[ABOUT THIS EXERCISE]
For the entries below, report every line that includes the word "icon".

Records contained in a dataset:
-.-.-

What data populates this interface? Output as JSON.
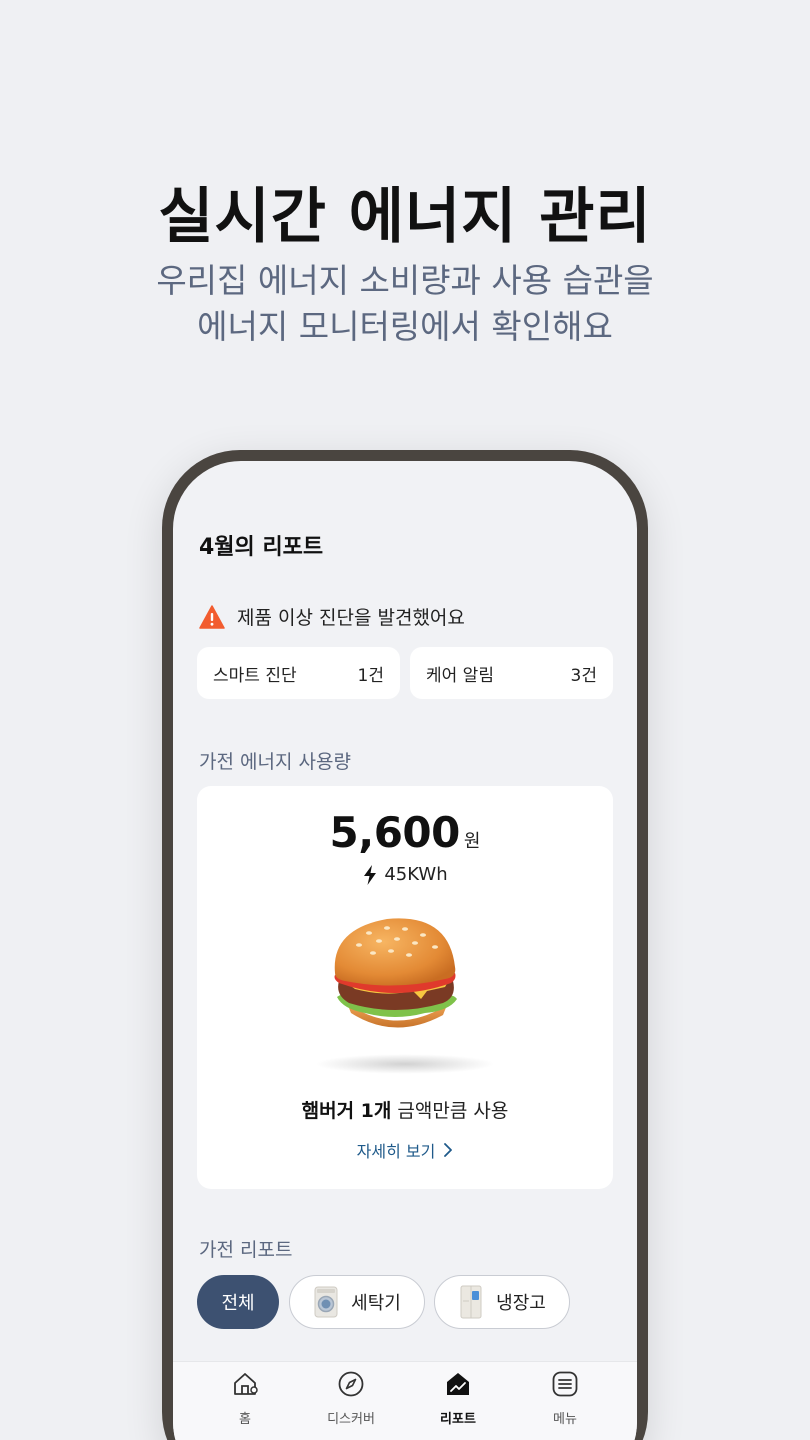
{
  "hero": {
    "title": "실시간 에너지 관리",
    "subtitle_line1": "우리집 에너지 소비량과 사용 습관을",
    "subtitle_line2": "에너지 모니터링에서 확인해요"
  },
  "report": {
    "title": "4월의 리포트",
    "alert": {
      "icon": "warning-icon",
      "text": "제품 이상 진단을 발견했어요",
      "color": "#f25c2f"
    },
    "stats": [
      {
        "label": "스마트 진단",
        "value": "1건"
      },
      {
        "label": "케어 알림",
        "value": "3건"
      }
    ]
  },
  "energy": {
    "section_title": "가전 에너지 사용량",
    "amount": "5,600",
    "unit": "원",
    "kwh": "45KWh",
    "comparison_bold": "햄버거 1개",
    "comparison_rest": " 금액만큼 사용",
    "detail_link": "자세히 보기",
    "illustration": "hamburger"
  },
  "appliances": {
    "section_title": "가전 리포트",
    "chips": [
      {
        "label": "전체",
        "selected": true
      },
      {
        "label": "세탁기",
        "icon": "washer-icon",
        "selected": false
      },
      {
        "label": "냉장고",
        "icon": "fridge-icon",
        "selected": false
      }
    ],
    "accent": "#3d5171"
  },
  "nav": {
    "items": [
      {
        "label": "홈",
        "icon": "home-icon",
        "active": false
      },
      {
        "label": "디스커버",
        "icon": "compass-icon",
        "active": false
      },
      {
        "label": "리포트",
        "icon": "report-icon",
        "active": true
      },
      {
        "label": "메뉴",
        "icon": "menu-icon",
        "active": false
      }
    ]
  }
}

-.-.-

[ANSWER TO THE PROBLEM]
      "icon": "warning-icon",
        "icon": "washer-icon",
        "icon": "fridge-icon",
        "icon": "home-icon",
        "icon": "compass-icon",
        "icon": "report-icon",
        "icon": "menu-icon",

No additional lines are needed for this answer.